There is no need to go into discussing the critics’ professionalism: they are all very good, even with the help of textbooks that teach them how to write.[8] But it surely is worth discussing how able they really are to move out of the gallerists’ shadow and to move beyond their concern not to antagonise colleagues who could become potential rivals. For even when they don the curator’s robes, it is with these colleagues that they must then converse in order to obtain spaces, funding, and loans of works. So, the written word cannot be their sphere of freedom: it simply carries too many risks. Better to let off steam in the classroom before an audience of students ─ and beyond that, give up on any harmful and useless hostility.

[1] L. Shiner, The Invention of Art, Chicago, University of Chicago Press, 2003.
[2] C. Lonzi, Autoritratto, Milano, et./al Edizioni, 2010 (first edition De Donato, 1969).
[3] G. Celant, Arte Povera, Milano, Mazzotta, 1969.
[4] L. Lippard, Six Years, The Dematerialisation of the Art Objects 1966-1972, Berkeley, University of California Press, 1997 (first edition 1973).
[5] For an overview of the different approaches captured in the interventions of some of the protagonists, see: Teorie e pratiche della critica d’arte, Atti del Convegno di Montecatini (1978, Montecatini), edited by E. Mucci and P. Tazzi, Milano, Feltrinelli, 1980.
[6] The names are many, for a more comprehensive list of the generation of Italian critics active until 1985 see: A. Vettese, ‘La critica d’arte, i luoghi di un’autoriflessione’, in Arte in Italia 1960-1985, edited by F. Alfano Miglietti, Milano, Giancarlo Politi Editore, 1988, pp. 23-39.

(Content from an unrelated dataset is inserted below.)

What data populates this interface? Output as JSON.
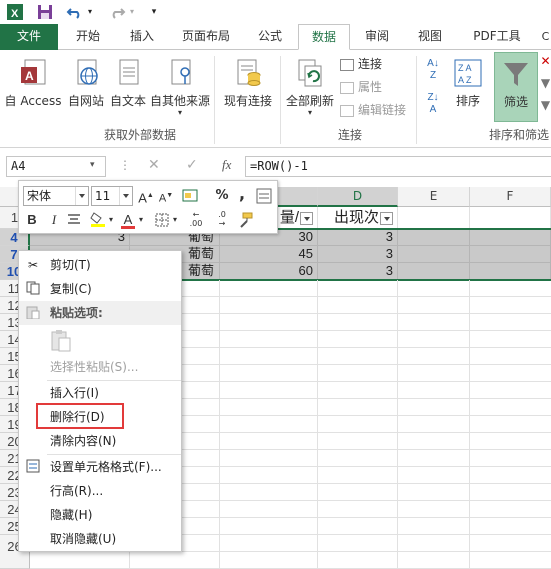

[7][7] P. Panza, ‘La critica nell’età delle lobby’, in La critica oggi, Atti del Convegno presso la Triennale di Milano e l’Accademia Nazionale di San Luca, edited by F. Purini, F. Moschini, C. De Albertis, Roma, Gangemi Editore, 2014, pp. 175-177, in particular p. 175.
[8] G. Williams, How to Write about Contemporary Art, London-New York, Thames & Hudson, 2014.